Global multinational companies across the chemicals and material industry value our unique position as both skilled M&A practitioners and industry experts. For potential divestiture projects, we work closely with corporate development teams and senior executives to determine the feasibility of a corporate carve-out and assess the potential market interest for the business. Then, we discuss the client’s goals for the process, which may include valuation, speed, confidentiality, or other factors. We are keenly aware that potential conflicts of interest can exist when divesting a business, making the role of a third-party, impartial advisor even more critical.
Divestiture candidates often have meaningful entanglements within the parent company, including shared personnel and inter-company arrangements, and frequently lack dedicated, standalone financial statements. We have significant experience advising clients in these highly complex situations and can offer guidance on the type of information a buyer will need to properly assess the opportunity. We then work with the client’s internal team and relevant third-party advisors, such as accounting firms, to prepare the marketing materials and carveout financial statements necessary to best position and present the business to the market.

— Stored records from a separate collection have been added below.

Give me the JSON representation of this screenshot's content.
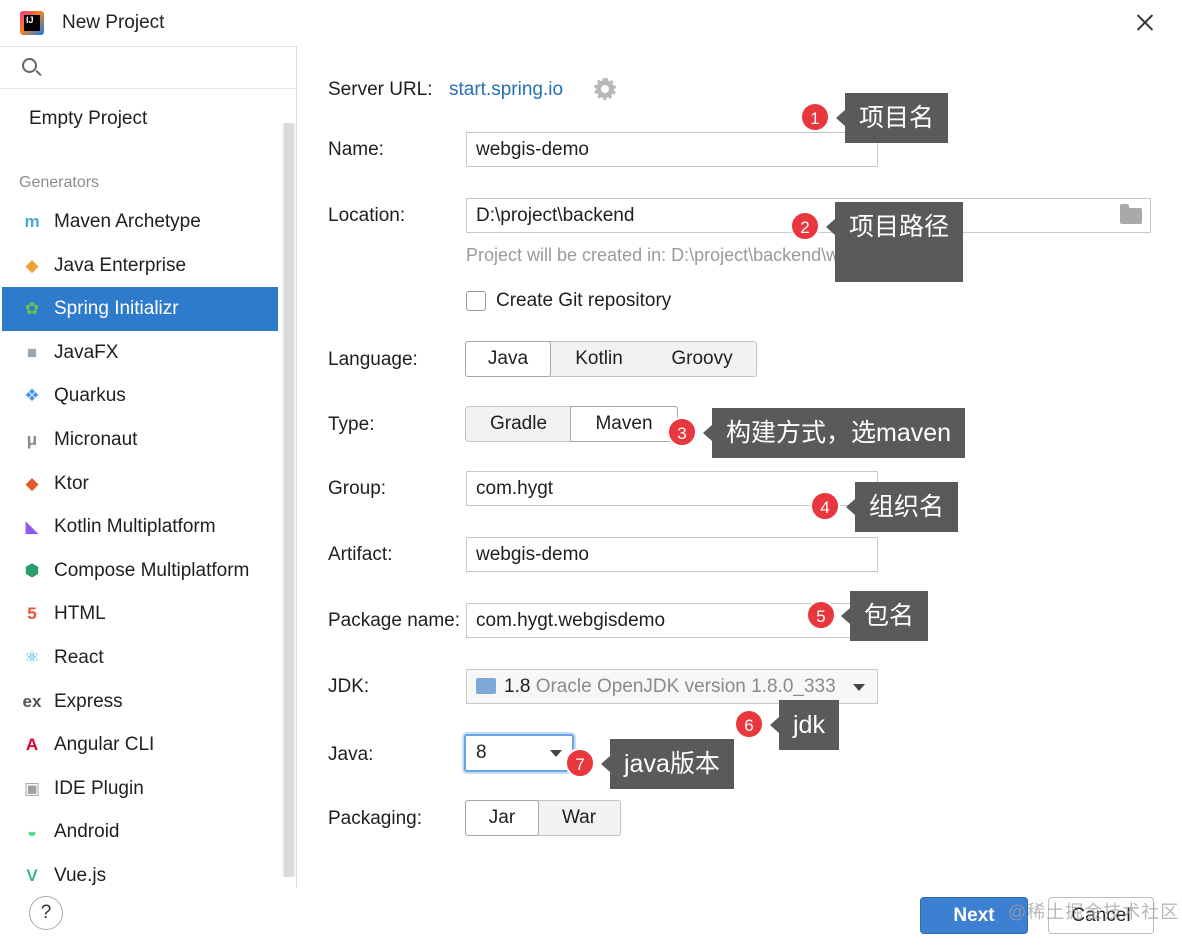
{
  "window": {
    "title": "New Project"
  },
  "sidebar": {
    "search_placeholder": "",
    "empty_project": "Empty Project",
    "generators_label": "Generators",
    "items": [
      {
        "label": "Maven Archetype",
        "icon": "maven-icon",
        "glyph": "m",
        "color": "#4aa8e0"
      },
      {
        "label": "Java Enterprise",
        "icon": "java-enterprise-icon",
        "glyph": "◆",
        "color": "#f0a030"
      },
      {
        "label": "Spring Initializr",
        "icon": "spring-icon",
        "glyph": "✿",
        "color": "#6cc24a",
        "selected": true
      },
      {
        "label": "JavaFX",
        "icon": "javafx-icon",
        "glyph": "■",
        "color": "#9aa7b4"
      },
      {
        "label": "Quarkus",
        "icon": "quarkus-icon",
        "glyph": "❖",
        "color": "#4695eb"
      },
      {
        "label": "Micronaut",
        "icon": "micronaut-icon",
        "glyph": "μ",
        "color": "#8a8a8a"
      },
      {
        "label": "Ktor",
        "icon": "ktor-icon",
        "glyph": "◆",
        "color": "#e35a2f"
      },
      {
        "label": "Kotlin Multiplatform",
        "icon": "kotlin-icon",
        "glyph": "◣",
        "color": "#8f5bf5"
      },
      {
        "label": "Compose Multiplatform",
        "icon": "compose-icon",
        "glyph": "⬢",
        "color": "#2a9d6e"
      },
      {
        "label": "HTML",
        "icon": "html5-icon",
        "glyph": "5",
        "color": "#e4572e"
      },
      {
        "label": "React",
        "icon": "react-icon",
        "glyph": "⚛",
        "color": "#3bb5d9"
      },
      {
        "label": "Express",
        "icon": "express-icon",
        "glyph": "ex",
        "color": "#555555"
      },
      {
        "label": "Angular CLI",
        "icon": "angular-icon",
        "glyph": "A",
        "color": "#d6002f"
      },
      {
        "label": "IDE Plugin",
        "icon": "ide-plugin-icon",
        "glyph": "▣",
        "color": "#a0a0a0"
      },
      {
        "label": "Android",
        "icon": "android-icon",
        "glyph": "◒",
        "color": "#3ddc84"
      },
      {
        "label": "Vue.js",
        "icon": "vue-icon",
        "glyph": "V",
        "color": "#41b883"
      }
    ]
  },
  "form": {
    "server_url_label": "Server URL:",
    "server_url": "start.spring.io",
    "name_label": "Name:",
    "name_value": "webgis-demo",
    "location_label": "Location:",
    "location_value": "D:\\project\\backend",
    "location_hint": "Project will be created in: D:\\project\\backend\\webgis-demo",
    "git_label": "Create Git repository",
    "language_label": "Language:",
    "languages": [
      "Java",
      "Kotlin",
      "Groovy"
    ],
    "type_label": "Type:",
    "types": [
      "Gradle",
      "Maven"
    ],
    "group_label": "Group:",
    "group_value": "com.hygt",
    "artifact_label": "Artifact:",
    "artifact_value": "webgis-demo",
    "package_label": "Package name:",
    "package_value": "com.hygt.webgisdemo",
    "jdk_label": "JDK:",
    "jdk_version": "1.8",
    "jdk_desc": "Oracle OpenJDK version 1.8.0_333",
    "java_label": "Java:",
    "java_value": "8",
    "packaging_label": "Packaging:",
    "packagings": [
      "Jar",
      "War"
    ]
  },
  "annotations": [
    {
      "num": "1",
      "text": "项目名"
    },
    {
      "num": "2",
      "text": "项目路径"
    },
    {
      "num": "3",
      "text": "构建方式，选maven"
    },
    {
      "num": "4",
      "text": "组织名"
    },
    {
      "num": "5",
      "text": "包名"
    },
    {
      "num": "6",
      "text": "jdk"
    },
    {
      "num": "7",
      "text": "java版本"
    }
  ],
  "footer": {
    "help": "?",
    "next": "Next",
    "cancel": "Cancel",
    "watermark": "@稀土掘金技术社区"
  }
}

Importantly, we maintain strong relationships with key decision makers across the chemicals and materials industry and with private equity firms having the experience and capabilities to acquire a corporate carveout. Corporate divestitures are typically among the most complex M&A transactions, but the team at Grace Matthews prides itself on a “roll up your sleeves” approach that has led to successful outcomes for many of the world’s largest companies.
We have completed transactions with private, public, and large multinational corporations across the chemical value chain, throughout the U.S. and the world.